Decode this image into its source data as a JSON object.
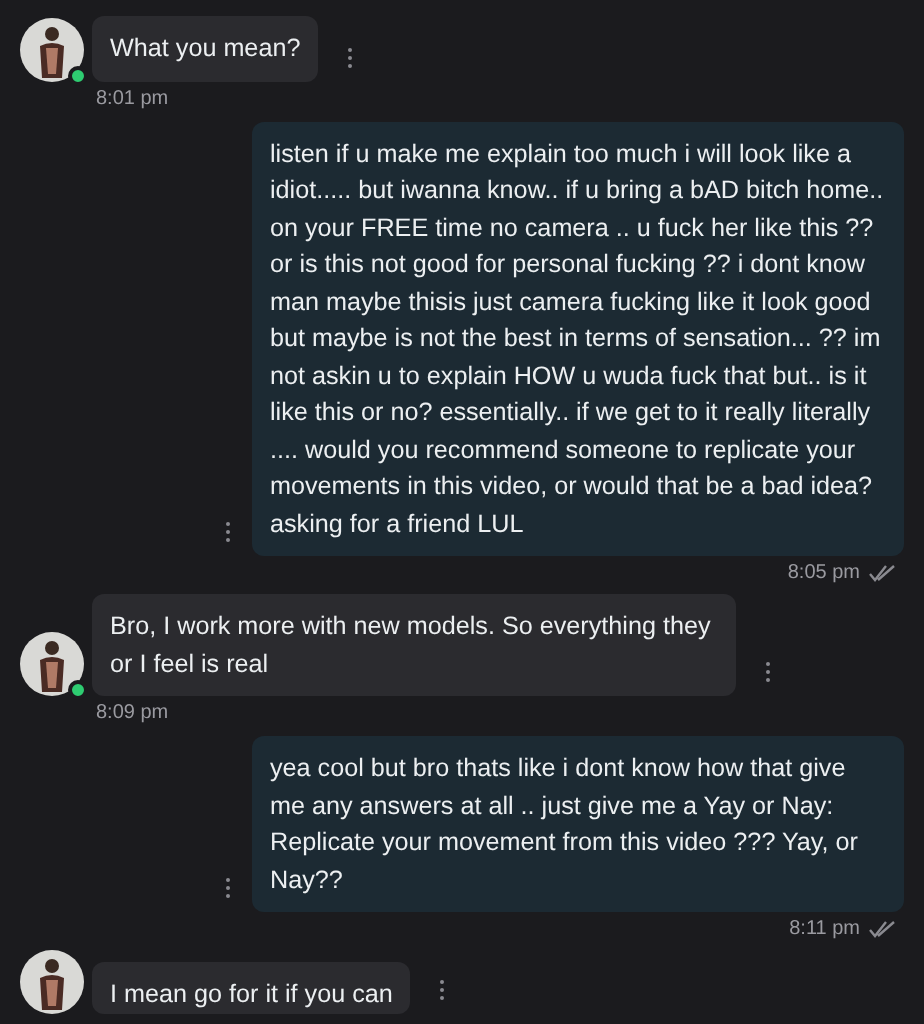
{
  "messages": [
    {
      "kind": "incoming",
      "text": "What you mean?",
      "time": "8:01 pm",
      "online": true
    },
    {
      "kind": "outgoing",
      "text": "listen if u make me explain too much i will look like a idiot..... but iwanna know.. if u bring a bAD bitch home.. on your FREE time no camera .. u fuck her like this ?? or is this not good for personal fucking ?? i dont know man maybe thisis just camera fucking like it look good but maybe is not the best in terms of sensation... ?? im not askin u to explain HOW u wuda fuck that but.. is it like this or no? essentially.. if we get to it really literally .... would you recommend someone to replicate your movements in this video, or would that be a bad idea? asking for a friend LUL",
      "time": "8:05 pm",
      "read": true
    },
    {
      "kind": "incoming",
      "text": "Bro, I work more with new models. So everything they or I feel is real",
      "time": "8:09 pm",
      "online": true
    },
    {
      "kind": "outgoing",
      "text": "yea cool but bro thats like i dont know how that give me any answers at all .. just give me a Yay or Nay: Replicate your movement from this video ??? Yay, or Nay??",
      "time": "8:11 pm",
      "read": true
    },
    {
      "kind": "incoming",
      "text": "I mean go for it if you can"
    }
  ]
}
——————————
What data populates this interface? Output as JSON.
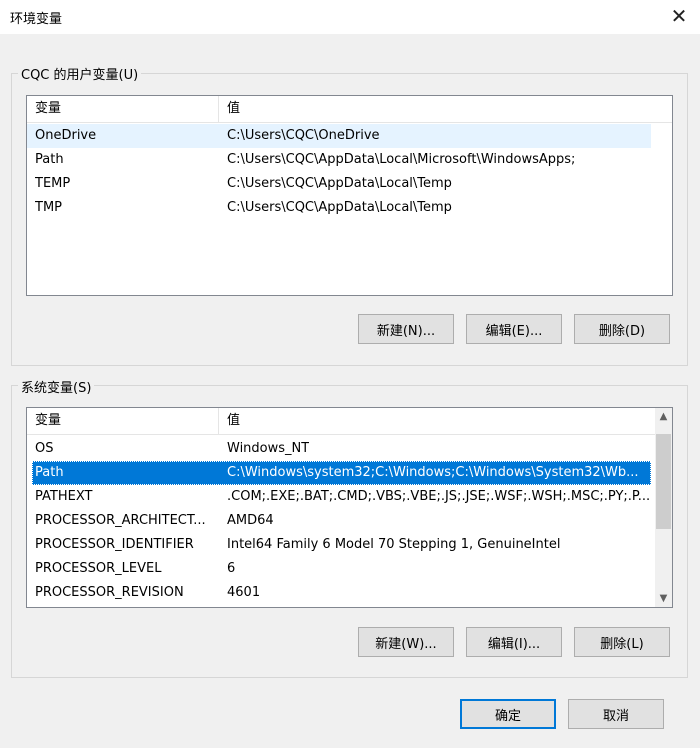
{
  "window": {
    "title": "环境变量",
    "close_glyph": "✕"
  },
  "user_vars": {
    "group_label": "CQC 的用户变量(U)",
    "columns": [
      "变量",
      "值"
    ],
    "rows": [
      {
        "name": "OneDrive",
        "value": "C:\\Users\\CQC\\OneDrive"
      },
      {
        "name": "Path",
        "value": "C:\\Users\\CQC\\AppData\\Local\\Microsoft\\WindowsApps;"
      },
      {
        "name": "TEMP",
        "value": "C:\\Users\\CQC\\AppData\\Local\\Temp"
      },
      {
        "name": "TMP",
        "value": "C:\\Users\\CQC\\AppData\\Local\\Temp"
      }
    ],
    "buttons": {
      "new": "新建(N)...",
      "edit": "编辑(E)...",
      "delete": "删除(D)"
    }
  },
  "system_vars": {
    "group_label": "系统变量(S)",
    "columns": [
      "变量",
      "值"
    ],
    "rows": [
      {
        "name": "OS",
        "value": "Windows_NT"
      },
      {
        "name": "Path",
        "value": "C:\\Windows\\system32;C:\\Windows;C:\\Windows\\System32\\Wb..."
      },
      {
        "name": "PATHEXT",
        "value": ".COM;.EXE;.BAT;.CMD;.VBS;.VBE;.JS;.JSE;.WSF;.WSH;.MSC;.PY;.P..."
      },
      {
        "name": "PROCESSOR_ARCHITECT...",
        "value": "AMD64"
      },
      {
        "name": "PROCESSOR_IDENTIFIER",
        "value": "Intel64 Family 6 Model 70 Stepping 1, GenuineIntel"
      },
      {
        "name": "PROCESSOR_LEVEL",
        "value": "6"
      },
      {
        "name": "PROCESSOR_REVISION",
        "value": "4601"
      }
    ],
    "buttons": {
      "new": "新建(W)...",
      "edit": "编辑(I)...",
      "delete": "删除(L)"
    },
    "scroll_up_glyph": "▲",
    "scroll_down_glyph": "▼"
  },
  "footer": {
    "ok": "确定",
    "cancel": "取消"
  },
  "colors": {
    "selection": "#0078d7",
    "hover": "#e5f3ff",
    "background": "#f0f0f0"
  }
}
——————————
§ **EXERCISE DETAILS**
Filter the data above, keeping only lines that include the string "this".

§ **WORKED SOLUTION**
Decode this image into its source data as a JSON object.
      "text": "listen if u make me explain too much i will look like a idiot..... but iwanna know.. if u bring a bAD bitch home.. on your FREE time no camera .. u fuck her like this ?? or is this not good for personal fucking ?? i dont know man maybe thisis just camera fucking like it look good but maybe is not the best in terms of sensation... ?? im not askin u to explain HOW u wuda fuck that but.. is it like this or no? essentially.. if we get to it really literally .... would you recommend someone to replicate your movements in this video, or would that be a bad idea? asking for a friend LUL",
      "text": "yea cool but bro thats like i dont know how that give me any answers at all .. just give me a Yay or Nay: Replicate your movement from this video ??? Yay, or Nay??",
What data populates this interface? Output as JSON.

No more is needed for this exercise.